Eventually it got light, and although I felt like the living shit of death, I couldn’t take any more of the feeling that I was about to have the sky fall on my head (for it did appear that drunken teens were somehow evaporating and then condensing just above me all night), and I crawled out gingerly onto the wet grass. At this point I saw that someone had sprayed BBQ sauce (presumably half-inched from Pete’s Munchies) all over my tent. I have to admit that this did seem a bit much. In fact I wanted to leave the site immediately, because my eyes were all stuck together and I could tell that my face must have looked a greasy piece of veal, and I didn’t want to think about what would happen in terms of my expression if some kid yelled “Um!” at me and did a thumbs-up. I also had to get a large and heavy amount of records and general audio-visual equipment, plus sleeping bags and carrymats and totally fucked tents covered in BBQ sauce (I did think about leaving the fucker there) to get from Blo Norton to Thetford and I didn’t have any transport. Luckily, one of The Gimps, after one of Simon’s horrendously mind-scrambling herbal wake ‘n’ bakes, which made me paranoid just by looking at other people smoking it, was up for giving me a lift. I would have been grateful but I was feeling like a dog who’d been kicked too much, the word was that Gimps Matey drove like a maniac, and I’m the worst passenger in the world because I have a phobia about death. Fortunately Driver Gimp was excessively done-in by the grass and drove in the manner of my father, which was conservatively. They were also tremendously likeable and amusing people, and very similar to one another in a soft-spoken-London-geezer-ain’t-life-funny-innit sort of way, which made them seem even funnier. A protracted discussion about what tape to play, in which Female Friend Of The Gimps drew attention several times to her powers of veto where the Byrds option was concerned, and a challenging Fall Live tape was deemed unsuitable in the circumstances, eventually managed to make me smile, even if I remained entirely silent on the matter, and indeed throughout the journey. It didn’t matter though, because they knew what they were on about. I was still pleased to be dropped off in Thetford, however, even if there wasn’t another train for an hour and forty minutes.
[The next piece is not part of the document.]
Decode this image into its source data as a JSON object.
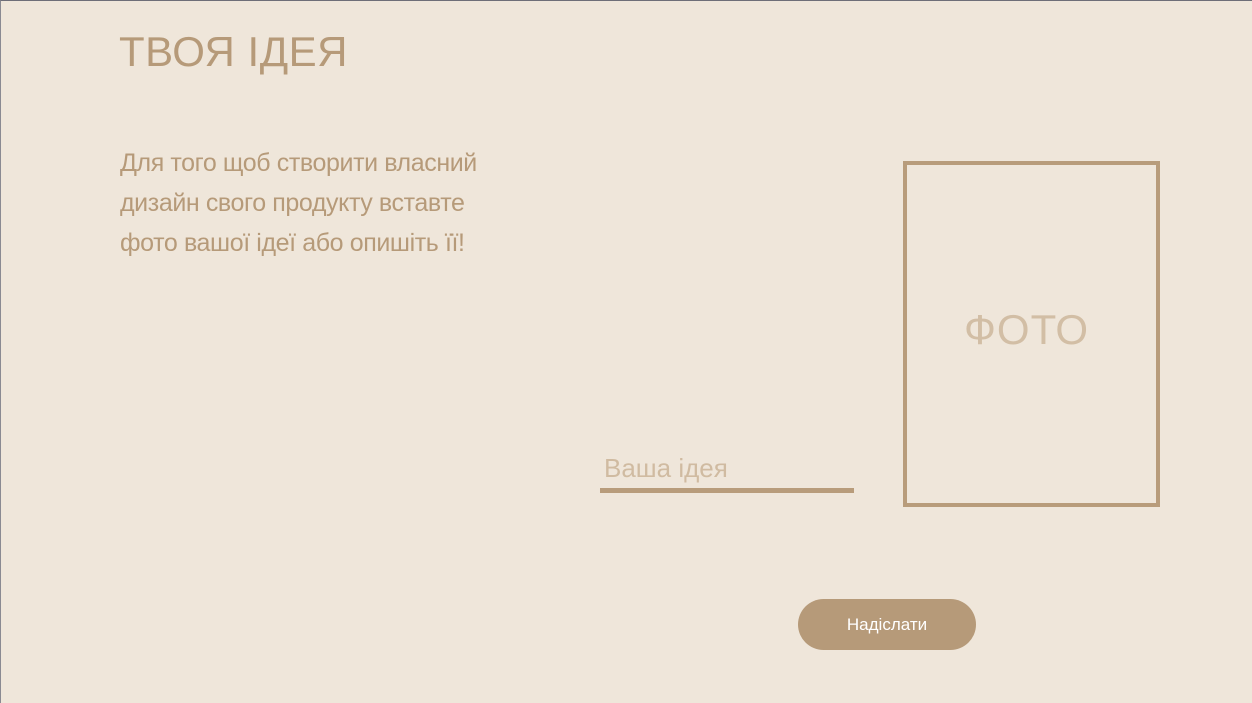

And that’s about it really, apart from the next day I went to A&E and, after asking me whether it was more painful during inspiration etc they said I’d probably cracked the rib (they can’t tell by X-ray because cracks don’t show up) and it would take six weeks to heal. At this point my life kind of fell apart a bit because Sam really needed her tent to be able to work at festivals etc, and I really needed to be fit and well to look after Syd solo-style because, like Norfolk teenagers, he tends to jump on me a lot. I was also meant to be going on a short family holiday in Cornwall, which necessarily entailed a lot of hiking and smoking and drinking etc. I was also looking at quite a bit more tent action whilst visiting Sam at various festivals and blah and I was skint because I couldn’t lift vegetables and therefore couldn’t buy replacement tents and blah and blah and blah, etc.
Read more on www.umbusiness.co.uk